Covers
Eastward hoChapman's Homer: the Iliad, the Odyssey and the lesser HomericaHero and LeanderAn humerous day's mirth, 1559
Alternative Names
C, G.

C, G. 1559?-1634

C, G. asi 1559-1634

C., G. (George Chapman), 1559?-1634

C., G. (George Chapman), asi 1559-1634

Čapman, Džordž

Čapmen, Džordž 1559-1634

Čapmenas Džordžas

Chap, Geor.

Chap, Geor 1559?-1634

Chap., Geor. (George Chapman), 1559?-1634

Chapman, .. 1559-1634

Chapman, G.

Corc Çapmen

G. C.

G. C 1559?-1634

G. C asi 1559-1634

G. C. Gent.

G. C. (George Chapman)

G. C. (George Chapman), 1559?-1634

G. C. (George Chapman), asi 1559-1634

George Chapman

George Chapman Brits toneelschrijver (1559-1634)

George Chapman drammaturgo, traduttore e poeta inglese

George Chapman englischer Dramatiker und Dichter

George Chapman pisarz i poeta angielski

Georgius Chapmanus

Джордж Чапмен

Чапмен Джордж

Чапмен, Джордж 1559-1634

Ջորջ Չապմըն

ג'ורג' צ'פמן סופר בריטי

جورج تشابمان

جورج چاپمن

ジョージ・チャップマン イギリスの劇作家・詩人

チャプマン, G

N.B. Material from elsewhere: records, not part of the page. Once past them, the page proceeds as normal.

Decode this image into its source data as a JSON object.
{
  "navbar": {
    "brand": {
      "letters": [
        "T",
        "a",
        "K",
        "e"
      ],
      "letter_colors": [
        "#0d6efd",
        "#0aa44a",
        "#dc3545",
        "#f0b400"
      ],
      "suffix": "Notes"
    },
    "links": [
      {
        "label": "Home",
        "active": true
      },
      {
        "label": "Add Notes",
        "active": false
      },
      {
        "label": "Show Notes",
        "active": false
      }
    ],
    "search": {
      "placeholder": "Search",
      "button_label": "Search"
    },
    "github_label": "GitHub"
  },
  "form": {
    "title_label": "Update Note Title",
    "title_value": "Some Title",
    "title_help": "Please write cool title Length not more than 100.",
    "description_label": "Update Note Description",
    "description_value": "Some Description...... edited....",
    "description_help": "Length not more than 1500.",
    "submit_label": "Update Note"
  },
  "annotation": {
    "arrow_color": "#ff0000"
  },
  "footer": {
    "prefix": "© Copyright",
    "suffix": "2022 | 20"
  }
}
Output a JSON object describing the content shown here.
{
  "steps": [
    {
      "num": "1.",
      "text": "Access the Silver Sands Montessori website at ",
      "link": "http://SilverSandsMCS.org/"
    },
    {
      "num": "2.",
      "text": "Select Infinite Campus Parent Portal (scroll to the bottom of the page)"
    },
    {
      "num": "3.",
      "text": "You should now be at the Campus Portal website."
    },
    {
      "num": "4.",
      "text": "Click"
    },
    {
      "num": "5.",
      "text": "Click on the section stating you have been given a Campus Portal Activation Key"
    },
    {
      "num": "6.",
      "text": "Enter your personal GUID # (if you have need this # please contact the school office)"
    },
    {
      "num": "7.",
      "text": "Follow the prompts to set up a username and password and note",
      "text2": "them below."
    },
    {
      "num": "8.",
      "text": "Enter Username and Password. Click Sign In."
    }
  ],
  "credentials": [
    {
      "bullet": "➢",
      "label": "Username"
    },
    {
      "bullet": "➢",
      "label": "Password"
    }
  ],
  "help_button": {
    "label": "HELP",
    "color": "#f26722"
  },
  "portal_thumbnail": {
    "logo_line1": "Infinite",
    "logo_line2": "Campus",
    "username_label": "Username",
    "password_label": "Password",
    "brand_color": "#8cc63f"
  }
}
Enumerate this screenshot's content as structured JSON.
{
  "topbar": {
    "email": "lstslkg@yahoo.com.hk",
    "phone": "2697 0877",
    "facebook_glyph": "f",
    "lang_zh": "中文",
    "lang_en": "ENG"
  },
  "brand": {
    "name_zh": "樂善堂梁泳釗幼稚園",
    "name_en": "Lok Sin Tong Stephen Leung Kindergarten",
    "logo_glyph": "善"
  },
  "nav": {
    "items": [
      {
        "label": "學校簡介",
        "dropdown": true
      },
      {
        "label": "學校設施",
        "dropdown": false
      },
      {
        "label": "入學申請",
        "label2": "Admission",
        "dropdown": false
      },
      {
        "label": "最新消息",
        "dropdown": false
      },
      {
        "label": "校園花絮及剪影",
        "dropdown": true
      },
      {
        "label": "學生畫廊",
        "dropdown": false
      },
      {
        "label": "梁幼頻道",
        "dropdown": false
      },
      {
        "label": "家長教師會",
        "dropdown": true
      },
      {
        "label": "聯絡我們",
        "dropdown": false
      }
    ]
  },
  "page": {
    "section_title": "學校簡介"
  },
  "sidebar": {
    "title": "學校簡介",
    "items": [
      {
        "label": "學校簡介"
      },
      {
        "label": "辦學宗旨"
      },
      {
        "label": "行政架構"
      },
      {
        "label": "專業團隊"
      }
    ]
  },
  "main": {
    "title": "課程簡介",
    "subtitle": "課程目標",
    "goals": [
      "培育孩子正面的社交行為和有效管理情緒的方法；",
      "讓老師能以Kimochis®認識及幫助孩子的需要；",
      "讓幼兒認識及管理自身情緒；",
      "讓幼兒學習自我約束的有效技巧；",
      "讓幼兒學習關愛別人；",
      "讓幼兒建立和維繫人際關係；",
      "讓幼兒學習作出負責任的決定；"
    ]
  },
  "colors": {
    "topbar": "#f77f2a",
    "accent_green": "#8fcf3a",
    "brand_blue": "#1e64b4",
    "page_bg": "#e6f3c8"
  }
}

喬治·查普曼

Languages
English (938)

French (19)

Italian (4)

German (2)

Danish (1)